One of the concepts that Daniel-san took to the Mid-Valley All-Regional Championships was the idea that when you are facing an opponent, focus your energies beyond him. Sounds like a physics conundrum, but it works. Fighters know that you’ll maximize your impact if you strike a point just behind your opponent rather than use him as the point of impact. Doing this will push your momentum right through him. I realized after watching the movie a few dozen times that this was not only a great way of fighting, but an interesting strategy for approaching any problem. Focus your energies beyond the challenge, and maintain your momentum as you pass through it.

So what does this have to do with heart disease? Lots.
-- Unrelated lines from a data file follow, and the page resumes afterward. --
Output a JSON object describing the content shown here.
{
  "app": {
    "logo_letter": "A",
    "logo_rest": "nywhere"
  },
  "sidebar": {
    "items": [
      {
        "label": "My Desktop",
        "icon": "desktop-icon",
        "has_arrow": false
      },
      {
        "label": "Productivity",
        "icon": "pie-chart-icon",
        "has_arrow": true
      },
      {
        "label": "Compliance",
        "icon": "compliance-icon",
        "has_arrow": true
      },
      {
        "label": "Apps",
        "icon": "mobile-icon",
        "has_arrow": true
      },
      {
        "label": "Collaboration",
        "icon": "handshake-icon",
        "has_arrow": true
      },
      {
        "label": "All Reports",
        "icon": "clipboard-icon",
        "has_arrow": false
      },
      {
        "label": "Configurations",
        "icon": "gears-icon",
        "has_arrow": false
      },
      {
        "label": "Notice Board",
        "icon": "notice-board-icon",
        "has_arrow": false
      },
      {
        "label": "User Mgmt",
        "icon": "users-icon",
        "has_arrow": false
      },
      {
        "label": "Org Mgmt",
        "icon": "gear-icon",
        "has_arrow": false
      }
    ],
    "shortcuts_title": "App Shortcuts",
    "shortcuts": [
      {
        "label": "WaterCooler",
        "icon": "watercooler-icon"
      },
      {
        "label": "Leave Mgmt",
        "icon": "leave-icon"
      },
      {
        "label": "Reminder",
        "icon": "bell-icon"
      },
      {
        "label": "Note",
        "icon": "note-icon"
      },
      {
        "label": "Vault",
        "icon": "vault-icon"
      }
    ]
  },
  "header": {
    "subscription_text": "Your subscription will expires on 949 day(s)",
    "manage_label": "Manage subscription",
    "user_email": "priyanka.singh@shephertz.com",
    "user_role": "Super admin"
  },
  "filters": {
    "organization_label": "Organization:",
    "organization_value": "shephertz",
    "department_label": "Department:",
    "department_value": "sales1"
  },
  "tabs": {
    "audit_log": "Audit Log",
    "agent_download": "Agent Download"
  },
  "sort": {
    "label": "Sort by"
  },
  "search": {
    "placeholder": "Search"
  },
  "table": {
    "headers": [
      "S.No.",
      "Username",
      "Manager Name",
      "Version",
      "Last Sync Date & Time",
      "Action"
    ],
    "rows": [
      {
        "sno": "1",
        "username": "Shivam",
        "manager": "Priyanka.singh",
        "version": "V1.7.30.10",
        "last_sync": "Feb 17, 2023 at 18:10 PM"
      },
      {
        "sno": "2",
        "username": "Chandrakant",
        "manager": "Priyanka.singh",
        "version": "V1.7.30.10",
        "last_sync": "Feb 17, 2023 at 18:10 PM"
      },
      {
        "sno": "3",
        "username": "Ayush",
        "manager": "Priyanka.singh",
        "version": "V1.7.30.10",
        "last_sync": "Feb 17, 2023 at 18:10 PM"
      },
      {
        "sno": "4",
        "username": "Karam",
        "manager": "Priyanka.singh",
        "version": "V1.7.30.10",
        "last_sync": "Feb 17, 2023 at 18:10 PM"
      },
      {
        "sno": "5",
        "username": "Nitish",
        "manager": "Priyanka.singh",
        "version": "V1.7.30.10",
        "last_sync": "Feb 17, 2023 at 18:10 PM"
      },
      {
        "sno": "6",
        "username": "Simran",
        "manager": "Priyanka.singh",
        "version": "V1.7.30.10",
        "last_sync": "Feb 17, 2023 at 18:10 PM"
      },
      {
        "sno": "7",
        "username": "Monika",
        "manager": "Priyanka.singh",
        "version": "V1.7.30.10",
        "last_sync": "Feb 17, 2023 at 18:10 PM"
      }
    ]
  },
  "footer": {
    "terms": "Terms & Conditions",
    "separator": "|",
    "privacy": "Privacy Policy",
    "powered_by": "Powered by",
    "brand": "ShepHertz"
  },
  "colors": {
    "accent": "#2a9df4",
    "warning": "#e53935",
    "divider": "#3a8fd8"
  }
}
When I sit with a patient who is contemplating a ridiculously invasive procedure, a 5% chance of death, multiple days in the hospital, and possibly months of recovery, it helps to think beyond the problem at hand. One way to do this is with simple visualization. I ask patients to try to picture themselves on the other side of the experience. I ask them to think about how good they will feel, how happy they will be that they went through with it. Once they find themselves at their destination, then it’s just a matter of getting there. Focusing energy on the destination makes the trip easier to contemplate. Because if you’ve already arrived there in your mind, that means that the journey is actually possible.

In the immortal Mr. Miyagi’s words – “Better learn balance. Balance is key. Balance is good … everything good.”